About CompassPoint Nonprofit Services CompassPoint intensifies the impact of fellow nonprofit leaders, organizations, and networks as we achieve social equity together. We believe that nonprofit organizations and leaders need relevant support that builds on their strengths, experiences, and achievements and that those individuals and organizations that invest in increasing their leadership and management capacities are better poised to achieve progress. For over 35 years, CompassPoint has worked to carry out this purpose by guiding nonprofits as they become better managed, more adaptive, and achieve higher impact. For more information, visit www.compasspoint.org.

About the Meyer Foundation The Meyer Foundation identifies and invests in visionary leaders and effective community-based nonprofit organizations that are working to create lasting improvements in the lives of low-income people in the Washington, DC metropolitan region, and works to strengthen the region’s nonprofit sector as a vital and respected partner in meeting community needs. The Foundation makes grants to organizations working in the areas of education, healthy communities, economic security, and a strong nonprofit sector. Meyer’s nonprofit capacity building programs, which were established in 1994, have received national recognition. In 2006, as a response to the previous Daring to Lead study, the Foundation established the annual Exponent Awards to recognize outstanding nonprofit executives. For more information, visit www.meyerfoundation.org.

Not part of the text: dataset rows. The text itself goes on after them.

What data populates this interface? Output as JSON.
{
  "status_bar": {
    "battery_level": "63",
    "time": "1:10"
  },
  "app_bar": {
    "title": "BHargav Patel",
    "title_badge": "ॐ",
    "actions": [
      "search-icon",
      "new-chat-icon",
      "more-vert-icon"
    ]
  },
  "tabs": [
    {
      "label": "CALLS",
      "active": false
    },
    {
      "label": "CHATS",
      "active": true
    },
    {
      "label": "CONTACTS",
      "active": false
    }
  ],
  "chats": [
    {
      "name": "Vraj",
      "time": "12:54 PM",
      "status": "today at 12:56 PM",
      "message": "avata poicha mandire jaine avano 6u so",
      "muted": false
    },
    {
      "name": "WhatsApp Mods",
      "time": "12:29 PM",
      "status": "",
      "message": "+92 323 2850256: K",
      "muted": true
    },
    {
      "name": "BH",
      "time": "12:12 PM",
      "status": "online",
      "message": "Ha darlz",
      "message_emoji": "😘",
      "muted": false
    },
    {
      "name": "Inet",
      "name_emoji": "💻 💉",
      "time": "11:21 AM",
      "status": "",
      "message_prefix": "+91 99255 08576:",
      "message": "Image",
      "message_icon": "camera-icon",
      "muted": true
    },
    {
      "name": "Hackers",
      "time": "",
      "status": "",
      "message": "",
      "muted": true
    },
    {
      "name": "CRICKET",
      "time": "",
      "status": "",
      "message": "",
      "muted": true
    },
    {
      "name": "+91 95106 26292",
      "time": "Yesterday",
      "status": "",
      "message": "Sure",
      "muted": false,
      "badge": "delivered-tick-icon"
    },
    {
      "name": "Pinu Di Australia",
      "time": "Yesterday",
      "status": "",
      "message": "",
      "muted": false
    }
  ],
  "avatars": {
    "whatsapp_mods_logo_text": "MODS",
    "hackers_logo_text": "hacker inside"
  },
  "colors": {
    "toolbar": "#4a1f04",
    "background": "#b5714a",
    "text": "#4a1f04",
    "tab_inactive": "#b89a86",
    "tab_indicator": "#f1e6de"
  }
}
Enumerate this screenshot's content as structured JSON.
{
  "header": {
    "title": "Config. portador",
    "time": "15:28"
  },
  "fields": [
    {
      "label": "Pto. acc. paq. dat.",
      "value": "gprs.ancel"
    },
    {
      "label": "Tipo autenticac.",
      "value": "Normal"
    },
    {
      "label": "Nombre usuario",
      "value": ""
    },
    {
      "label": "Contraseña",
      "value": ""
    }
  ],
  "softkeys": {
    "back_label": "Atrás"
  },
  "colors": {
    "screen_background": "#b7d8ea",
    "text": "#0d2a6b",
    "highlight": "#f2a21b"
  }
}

Daring to Lead 2011 has multiple components: • This main report • Three topical briefs: Leading Through a Recession, Inside the Executive Director Job, and The Board Paradox • The interactive Daring to Lead website (daringtolead.org), where you will find report downloads, additional data and findings, downloadable charts and graphs, community comments, research methodology, and information about the project team and regional partners. Please visit daringtolead.org frequently to hear what sector leaders are saying about the findings and to engage in the ongoing dialogue about their implications for nonprofit executives and boards, philanthropy, and capacity builders.

Daring to Lead: A National Study of Nonprofit Executive Leadership  

Daring to Lead: A National Study of Nonprofit Executive Leadership

Daring to Lead: A National Study of Nonprofit Executive Leadership  

Daring to Lead: A National Study of Nonprofit Executive Leadership